▸ **Goal of the exercise**
Every line below should be given again without alteration.

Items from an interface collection

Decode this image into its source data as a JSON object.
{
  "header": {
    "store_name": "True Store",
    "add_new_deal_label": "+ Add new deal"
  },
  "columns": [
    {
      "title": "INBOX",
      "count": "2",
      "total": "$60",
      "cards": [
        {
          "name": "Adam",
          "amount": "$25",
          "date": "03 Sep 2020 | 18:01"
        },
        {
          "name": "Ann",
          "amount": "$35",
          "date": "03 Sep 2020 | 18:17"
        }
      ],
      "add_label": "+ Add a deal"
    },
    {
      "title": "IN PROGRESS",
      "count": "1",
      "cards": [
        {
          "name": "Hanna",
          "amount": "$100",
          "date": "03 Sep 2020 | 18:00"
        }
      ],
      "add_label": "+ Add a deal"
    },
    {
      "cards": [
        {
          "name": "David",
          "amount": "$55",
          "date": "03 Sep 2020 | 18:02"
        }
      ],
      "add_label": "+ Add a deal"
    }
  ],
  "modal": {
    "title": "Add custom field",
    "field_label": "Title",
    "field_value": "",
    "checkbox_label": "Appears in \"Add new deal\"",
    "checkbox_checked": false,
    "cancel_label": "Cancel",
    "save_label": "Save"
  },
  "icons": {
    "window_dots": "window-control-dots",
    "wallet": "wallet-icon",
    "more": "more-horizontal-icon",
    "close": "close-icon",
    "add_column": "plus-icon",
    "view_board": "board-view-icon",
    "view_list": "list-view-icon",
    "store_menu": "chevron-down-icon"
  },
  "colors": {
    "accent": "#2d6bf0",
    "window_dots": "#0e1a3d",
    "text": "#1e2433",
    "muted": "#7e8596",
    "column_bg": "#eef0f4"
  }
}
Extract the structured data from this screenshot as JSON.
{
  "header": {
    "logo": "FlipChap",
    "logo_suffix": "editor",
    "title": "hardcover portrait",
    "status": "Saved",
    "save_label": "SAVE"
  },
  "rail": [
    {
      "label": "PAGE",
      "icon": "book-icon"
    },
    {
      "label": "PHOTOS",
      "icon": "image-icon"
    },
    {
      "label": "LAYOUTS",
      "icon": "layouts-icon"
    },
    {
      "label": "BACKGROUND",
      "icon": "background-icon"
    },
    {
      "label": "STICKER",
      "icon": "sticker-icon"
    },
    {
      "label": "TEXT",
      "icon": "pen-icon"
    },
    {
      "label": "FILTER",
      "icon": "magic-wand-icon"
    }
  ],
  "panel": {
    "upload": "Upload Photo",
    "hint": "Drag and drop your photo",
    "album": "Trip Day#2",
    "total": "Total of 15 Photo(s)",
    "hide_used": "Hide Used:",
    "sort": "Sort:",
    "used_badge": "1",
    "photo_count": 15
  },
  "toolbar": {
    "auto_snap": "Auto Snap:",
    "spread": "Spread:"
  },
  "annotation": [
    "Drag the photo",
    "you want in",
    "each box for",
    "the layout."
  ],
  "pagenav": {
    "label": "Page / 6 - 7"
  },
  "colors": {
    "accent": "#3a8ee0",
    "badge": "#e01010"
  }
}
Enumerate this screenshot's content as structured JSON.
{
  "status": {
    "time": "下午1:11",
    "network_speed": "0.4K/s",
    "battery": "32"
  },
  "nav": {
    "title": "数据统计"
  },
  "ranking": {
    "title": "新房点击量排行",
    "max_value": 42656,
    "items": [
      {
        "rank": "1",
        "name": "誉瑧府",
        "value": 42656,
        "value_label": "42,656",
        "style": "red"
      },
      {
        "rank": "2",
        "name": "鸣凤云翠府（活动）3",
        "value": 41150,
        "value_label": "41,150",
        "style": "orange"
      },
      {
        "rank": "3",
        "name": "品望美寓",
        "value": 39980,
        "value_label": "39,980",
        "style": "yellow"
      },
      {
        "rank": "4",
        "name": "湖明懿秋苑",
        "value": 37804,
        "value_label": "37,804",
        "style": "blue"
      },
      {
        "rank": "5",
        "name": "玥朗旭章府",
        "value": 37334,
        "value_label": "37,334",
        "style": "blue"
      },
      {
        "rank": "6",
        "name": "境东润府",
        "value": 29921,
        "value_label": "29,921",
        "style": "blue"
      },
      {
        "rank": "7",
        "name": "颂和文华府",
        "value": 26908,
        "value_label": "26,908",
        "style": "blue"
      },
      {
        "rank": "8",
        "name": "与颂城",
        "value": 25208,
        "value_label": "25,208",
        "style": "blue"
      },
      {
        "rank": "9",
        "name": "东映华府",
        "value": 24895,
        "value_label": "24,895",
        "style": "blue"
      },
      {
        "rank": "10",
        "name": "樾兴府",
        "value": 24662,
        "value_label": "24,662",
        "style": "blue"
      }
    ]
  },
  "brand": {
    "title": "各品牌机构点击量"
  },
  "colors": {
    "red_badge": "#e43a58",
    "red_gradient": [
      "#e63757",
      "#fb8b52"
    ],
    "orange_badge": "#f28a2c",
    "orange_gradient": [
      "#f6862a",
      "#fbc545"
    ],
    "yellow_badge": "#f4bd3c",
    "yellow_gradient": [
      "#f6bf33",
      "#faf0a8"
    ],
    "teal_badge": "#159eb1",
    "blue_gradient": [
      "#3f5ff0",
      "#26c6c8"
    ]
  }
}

▸ **Answer space**
Decode this image into its source data as a JSON object.
{
  "header": {
    "store_name": "True Store",
    "add_new_deal_label": "+ Add new deal"
  },
  "columns": [
    {
      "title": "INBOX",
      "count": "2",
      "total": "$60",
      "cards": [
        {
          "name": "Adam",
          "amount": "$25",
          "date": "03 Sep 2020 | 18:01"
        },
        {
          "name": "Ann",
          "amount": "$35",
          "date": "03 Sep 2020 | 18:17"
        }
      ],
      "add_label": "+ Add a deal"
    },
    {
      "title": "IN PROGRESS",
      "count": "1",
      "cards": [
        {
          "name": "Hanna",
          "amount": "$100",
          "date": "03 Sep 2020 | 18:00"
        }
      ],
      "add_label": "+ Add a deal"
    },
    {
      "cards": [
        {
          "name": "David",
          "amount": "$55",
          "date": "03 Sep 2020 | 18:02"
        }
      ],
      "add_label": "+ Add a deal"
    }
  ],
  "modal": {
    "title": "Add custom field",
    "field_label": "Title",
    "field_value": "",
    "checkbox_label": "Appears in \"Add new deal\"",
    "checkbox_checked": false,
    "cancel_label": "Cancel",
    "save_label": "Save"
  },
  "icons": {
    "window_dots": "window-control-dots",
    "wallet": "wallet-icon",
    "more": "more-horizontal-icon",
    "close": "close-icon",
    "add_column": "plus-icon",
    "view_board": "board-view-icon",
    "view_list": "list-view-icon",
    "store_menu": "chevron-down-icon"
  },
  "colors": {
    "accent": "#2d6bf0",
    "window_dots": "#0e1a3d",
    "text": "#1e2433",
    "muted": "#7e8596",
    "column_bg": "#eef0f4"
  }
}
Extract the structured data from this screenshot as JSON.
{
  "header": {
    "logo": "FlipChap",
    "logo_suffix": "editor",
    "title": "hardcover portrait",
    "status": "Saved",
    "save_label": "SAVE"
  },
  "rail": [
    {
      "label": "PAGE",
      "icon": "book-icon"
    },
    {
      "label": "PHOTOS",
      "icon": "image-icon"
    },
    {
      "label": "LAYOUTS",
      "icon": "layouts-icon"
    },
    {
      "label": "BACKGROUND",
      "icon": "background-icon"
    },
    {
      "label": "STICKER",
      "icon": "sticker-icon"
    },
    {
      "label": "TEXT",
      "icon": "pen-icon"
    },
    {
      "label": "FILTER",
      "icon": "magic-wand-icon"
    }
  ],
  "panel": {
    "upload": "Upload Photo",
    "hint": "Drag and drop your photo",
    "album": "Trip Day#2",
    "total": "Total of 15 Photo(s)",
    "hide_used": "Hide Used:",
    "sort": "Sort:",
    "used_badge": "1",
    "photo_count": 15
  },
  "toolbar": {
    "auto_snap": "Auto Snap:",
    "spread": "Spread:"
  },
  "annotation": [
    "Drag the photo",
    "you want in",
    "each box for",
    "the layout."
  ],
  "pagenav": {
    "label": "Page / 6 - 7"
  },
  "colors": {
    "accent": "#3a8ee0",
    "badge": "#e01010"
  }
}
Enumerate this screenshot's content as structured JSON.
{
  "status": {
    "time": "下午1:11",
    "network_speed": "0.4K/s",
    "battery": "32"
  },
  "nav": {
    "title": "数据统计"
  },
  "ranking": {
    "title": "新房点击量排行",
    "max_value": 42656,
    "items": [
      {
        "rank": "1",
        "name": "誉瑧府",
        "value": 42656,
        "value_label": "42,656",
        "style": "red"
      },
      {
        "rank": "2",
        "name": "鸣凤云翠府（活动）3",
        "value": 41150,
        "value_label": "41,150",
        "style": "orange"
      },
      {
        "rank": "3",
        "name": "品望美寓",
        "value": 39980,
        "value_label": "39,980",
        "style": "yellow"
      },
      {
        "rank": "4",
        "name": "湖明懿秋苑",
        "value": 37804,
        "value_label": "37,804",
        "style": "blue"
      },
      {
        "rank": "5",
        "name": "玥朗旭章府",
        "value": 37334,
        "value_label": "37,334",
        "style": "blue"
      },
      {
        "rank": "6",
        "name": "境东润府",
        "value": 29921,
        "value_label": "29,921",
        "style": "blue"
      },
      {
        "rank": "7",
        "name": "颂和文华府",
        "value": 26908,
        "value_label": "26,908",
        "style": "blue"
      },
      {
        "rank": "8",
        "name": "与颂城",
        "value": 25208,
        "value_label": "25,208",
        "style": "blue"
      },
      {
        "rank": "9",
        "name": "东映华府",
        "value": 24895,
        "value_label": "24,895",
        "style": "blue"
      },
      {
        "rank": "10",
        "name": "樾兴府",
        "value": 24662,
        "value_label": "24,662",
        "style": "blue"
      }
    ]
  },
  "brand": {
    "title": "各品牌机构点击量"
  },
  "colors": {
    "red_badge": "#e43a58",
    "red_gradient": [
      "#e63757",
      "#fb8b52"
    ],
    "orange_badge": "#f28a2c",
    "orange_gradient": [
      "#f6862a",
      "#fbc545"
    ],
    "yellow_badge": "#f4bd3c",
    "yellow_gradient": [
      "#f6bf33",
      "#faf0a8"
    ],
    "teal_badge": "#159eb1",
    "blue_gradient": [
      "#3f5ff0",
      "#26c6c8"
    ]
  }
}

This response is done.